[Data extracts]:
####################
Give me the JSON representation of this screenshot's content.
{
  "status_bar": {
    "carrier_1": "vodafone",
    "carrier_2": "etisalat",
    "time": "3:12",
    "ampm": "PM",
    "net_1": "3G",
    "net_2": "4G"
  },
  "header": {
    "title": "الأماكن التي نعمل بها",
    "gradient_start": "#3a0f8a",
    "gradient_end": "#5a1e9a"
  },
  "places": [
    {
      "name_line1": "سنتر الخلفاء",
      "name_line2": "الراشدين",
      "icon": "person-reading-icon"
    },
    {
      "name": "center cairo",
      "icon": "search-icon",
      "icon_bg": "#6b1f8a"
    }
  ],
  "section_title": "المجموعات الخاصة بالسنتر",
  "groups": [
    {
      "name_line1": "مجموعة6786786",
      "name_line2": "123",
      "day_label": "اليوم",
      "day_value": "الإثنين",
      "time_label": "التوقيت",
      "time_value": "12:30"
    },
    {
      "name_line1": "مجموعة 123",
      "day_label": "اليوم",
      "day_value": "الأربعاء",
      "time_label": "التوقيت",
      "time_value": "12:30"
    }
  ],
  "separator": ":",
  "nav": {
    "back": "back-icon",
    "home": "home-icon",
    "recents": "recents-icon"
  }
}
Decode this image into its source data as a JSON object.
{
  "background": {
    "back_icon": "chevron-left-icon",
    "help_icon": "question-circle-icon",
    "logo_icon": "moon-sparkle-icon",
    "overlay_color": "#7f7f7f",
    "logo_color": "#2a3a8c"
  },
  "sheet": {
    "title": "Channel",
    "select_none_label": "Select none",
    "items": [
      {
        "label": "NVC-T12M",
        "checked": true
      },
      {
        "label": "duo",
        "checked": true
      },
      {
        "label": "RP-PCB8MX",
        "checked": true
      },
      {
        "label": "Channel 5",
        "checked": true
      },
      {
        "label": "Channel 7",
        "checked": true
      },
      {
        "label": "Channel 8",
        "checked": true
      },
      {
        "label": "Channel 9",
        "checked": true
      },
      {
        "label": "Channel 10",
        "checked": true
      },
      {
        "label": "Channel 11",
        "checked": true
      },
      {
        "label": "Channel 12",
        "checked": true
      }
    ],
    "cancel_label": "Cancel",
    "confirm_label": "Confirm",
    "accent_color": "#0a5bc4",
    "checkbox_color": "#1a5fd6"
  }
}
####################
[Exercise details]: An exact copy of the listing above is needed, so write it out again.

[Written answer]:
Give me the JSON representation of this screenshot's content.
{
  "status_bar": {
    "carrier_1": "vodafone",
    "carrier_2": "etisalat",
    "time": "3:12",
    "ampm": "PM",
    "net_1": "3G",
    "net_2": "4G"
  },
  "header": {
    "title": "الأماكن التي نعمل بها",
    "gradient_start": "#3a0f8a",
    "gradient_end": "#5a1e9a"
  },
  "places": [
    {
      "name_line1": "سنتر الخلفاء",
      "name_line2": "الراشدين",
      "icon": "person-reading-icon"
    },
    {
      "name": "center cairo",
      "icon": "search-icon",
      "icon_bg": "#6b1f8a"
    }
  ],
  "section_title": "المجموعات الخاصة بالسنتر",
  "groups": [
    {
      "name_line1": "مجموعة6786786",
      "name_line2": "123",
      "day_label": "اليوم",
      "day_value": "الإثنين",
      "time_label": "التوقيت",
      "time_value": "12:30"
    },
    {
      "name_line1": "مجموعة 123",
      "day_label": "اليوم",
      "day_value": "الأربعاء",
      "time_label": "التوقيت",
      "time_value": "12:30"
    }
  ],
  "separator": ":",
  "nav": {
    "back": "back-icon",
    "home": "home-icon",
    "recents": "recents-icon"
  }
}
Decode this image into its source data as a JSON object.
{
  "background": {
    "back_icon": "chevron-left-icon",
    "help_icon": "question-circle-icon",
    "logo_icon": "moon-sparkle-icon",
    "overlay_color": "#7f7f7f",
    "logo_color": "#2a3a8c"
  },
  "sheet": {
    "title": "Channel",
    "select_none_label": "Select none",
    "items": [
      {
        "label": "NVC-T12M",
        "checked": true
      },
      {
        "label": "duo",
        "checked": true
      },
      {
        "label": "RP-PCB8MX",
        "checked": true
      },
      {
        "label": "Channel 5",
        "checked": true
      },
      {
        "label": "Channel 7",
        "checked": true
      },
      {
        "label": "Channel 8",
        "checked": true
      },
      {
        "label": "Channel 9",
        "checked": true
      },
      {
        "label": "Channel 10",
        "checked": true
      },
      {
        "label": "Channel 11",
        "checked": true
      },
      {
        "label": "Channel 12",
        "checked": true
      }
    ],
    "cancel_label": "Cancel",
    "confirm_label": "Confirm",
    "accent_color": "#0a5bc4",
    "checkbox_color": "#1a5fd6"
  }
}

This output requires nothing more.